Every year hospitals fill up on the 4th of July with fireworks-related injuries. According to the Consumer Product Safety Commission, in 2020, an estimated 15,600 people were hospitalized with fireworks-related injuries.
And with fireworks bans, dry weather (and let’s not forget laws), why not just enjoy some real shows! The City of Fort Collins will have a full day of activities, ending with fireworks at 9:30 from Sheldon Lake at City Park. Wellington, Windsor, Loveland, Red Feather Lakes, and many other surrounding cities have celebrations too! Check out their websites for schedules. We have published articles about most (if not all of them) in the past weeks.
But if you’re into something a little different, maybe at a family activity with some food and libations, you could pull up the declaration of independence. There’s an online copy at: archives.gov/founding-docs/declaration-transcript
Reading the document is an excellent reminder of what it means and the intentions of its creators.
According to www.history.com/topics/holidays/july-4th, reading was common practice in early celebrations of Independence Day in 1776. Before that, they say, Colonists held annual celebrations of the king’s birthday, which traditionally included the ringing of bells, bonfires, processions, and speechmaking.
In 1870, the U.S. Congress made July 4th a federal holiday; in 1941, the provision granted a paid holiday to all federal employees.

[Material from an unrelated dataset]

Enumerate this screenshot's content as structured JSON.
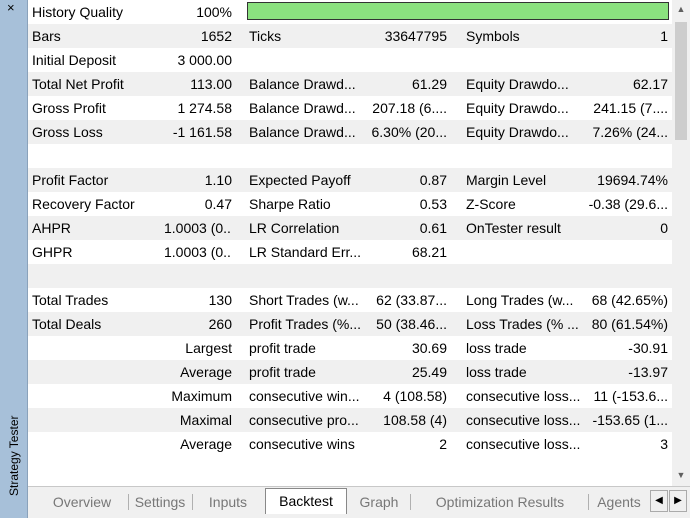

So, why not? Do something a little different and memorable with your family! After all, our time with each other is short, and we should cherish every moment.